● **EXERCISE PROMPT**: Set down the data below in full and exactly, minus the pictures.

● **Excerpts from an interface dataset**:
Start of Block

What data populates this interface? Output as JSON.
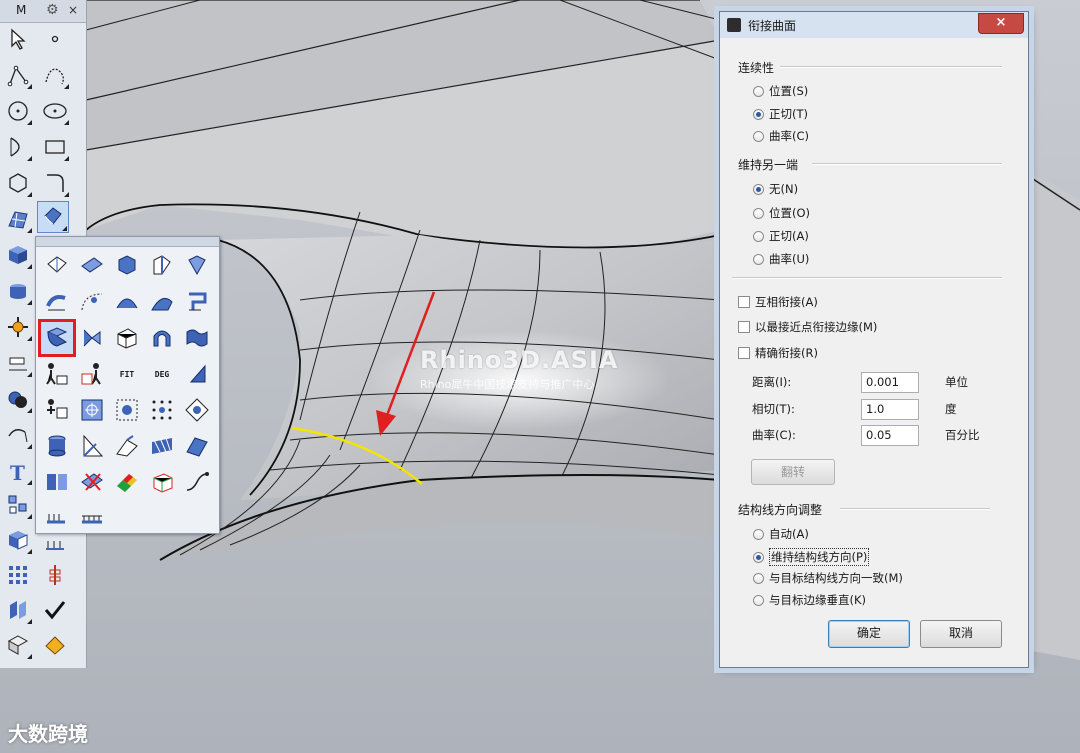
{
  "toolbar": {
    "title_initial": "M",
    "gear_icon": "gear-icon",
    "close_glyph": "×"
  },
  "flyout": {
    "label_fit": "FIT",
    "label_deg": "DEG"
  },
  "watermark": {
    "brand": "Rhino3D.ASIA",
    "subtitle": "Rhino犀牛中国技术支持与推广中心"
  },
  "corner_logo": "大数跨境",
  "dialog": {
    "title": "衔接曲面",
    "close_glyph": "×",
    "continuity": {
      "heading": "连续性",
      "options": [
        "位置(S)",
        "正切(T)",
        "曲率(C)"
      ],
      "selected": "正切(T)"
    },
    "maintain_other_end": {
      "heading": "维持另一端",
      "options": [
        "无(N)",
        "位置(O)",
        "正切(A)",
        "曲率(U)"
      ],
      "selected": "无(N)"
    },
    "checkboxes": [
      "互相衔接(A)",
      "以最接近点衔接边缘(M)",
      "精确衔接(R)"
    ],
    "fields": [
      {
        "label": "距离(I):",
        "value": "0.001",
        "unit": "单位"
      },
      {
        "label": "相切(T):",
        "value": "1.0",
        "unit": "度"
      },
      {
        "label": "曲率(C):",
        "value": "0.05",
        "unit": "百分比"
      }
    ],
    "flip_button": "翻转",
    "isocurve": {
      "heading": "结构线方向调整",
      "options": [
        "自动(A)",
        "维持结构线方向(P)",
        "与目标结构线方向一致(M)",
        "与目标边缘垂直(K)"
      ],
      "selected": "维持结构线方向(P)"
    },
    "ok_button": "确定",
    "cancel_button": "取消"
  },
  "colors": {
    "accent_red": "#e02020",
    "highlight_yellow": "#f2e600",
    "dialog_bg": "#f0f0f0"
  }
}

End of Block

● **YOUR SOLUTION**:
What data populates this interface? Output as JSON.
{
  "toolbar": {
    "title_initial": "M",
    "gear_icon": "gear-icon",
    "close_glyph": "×"
  },
  "flyout": {
    "label_fit": "FIT",
    "label_deg": "DEG"
  },
  "watermark": {
    "brand": "Rhino3D.ASIA",
    "subtitle": "Rhino犀牛中国技术支持与推广中心"
  },
  "corner_logo": "大数跨境",
  "dialog": {
    "title": "衔接曲面",
    "close_glyph": "×",
    "continuity": {
      "heading": "连续性",
      "options": [
        "位置(S)",
        "正切(T)",
        "曲率(C)"
      ],
      "selected": "正切(T)"
    },
    "maintain_other_end": {
      "heading": "维持另一端",
      "options": [
        "无(N)",
        "位置(O)",
        "正切(A)",
        "曲率(U)"
      ],
      "selected": "无(N)"
    },
    "checkboxes": [
      "互相衔接(A)",
      "以最接近点衔接边缘(M)",
      "精确衔接(R)"
    ],
    "fields": [
      {
        "label": "距离(I):",
        "value": "0.001",
        "unit": "单位"
      },
      {
        "label": "相切(T):",
        "value": "1.0",
        "unit": "度"
      },
      {
        "label": "曲率(C):",
        "value": "0.05",
        "unit": "百分比"
      }
    ],
    "flip_button": "翻转",
    "isocurve": {
      "heading": "结构线方向调整",
      "options": [
        "自动(A)",
        "维持结构线方向(P)",
        "与目标结构线方向一致(M)",
        "与目标边缘垂直(K)"
      ],
      "selected": "维持结构线方向(P)"
    },
    "ok_button": "确定",
    "cancel_button": "取消"
  },
  "colors": {
    "accent_red": "#e02020",
    "highlight_yellow": "#f2e600",
    "dialog_bg": "#f0f0f0"
  }
}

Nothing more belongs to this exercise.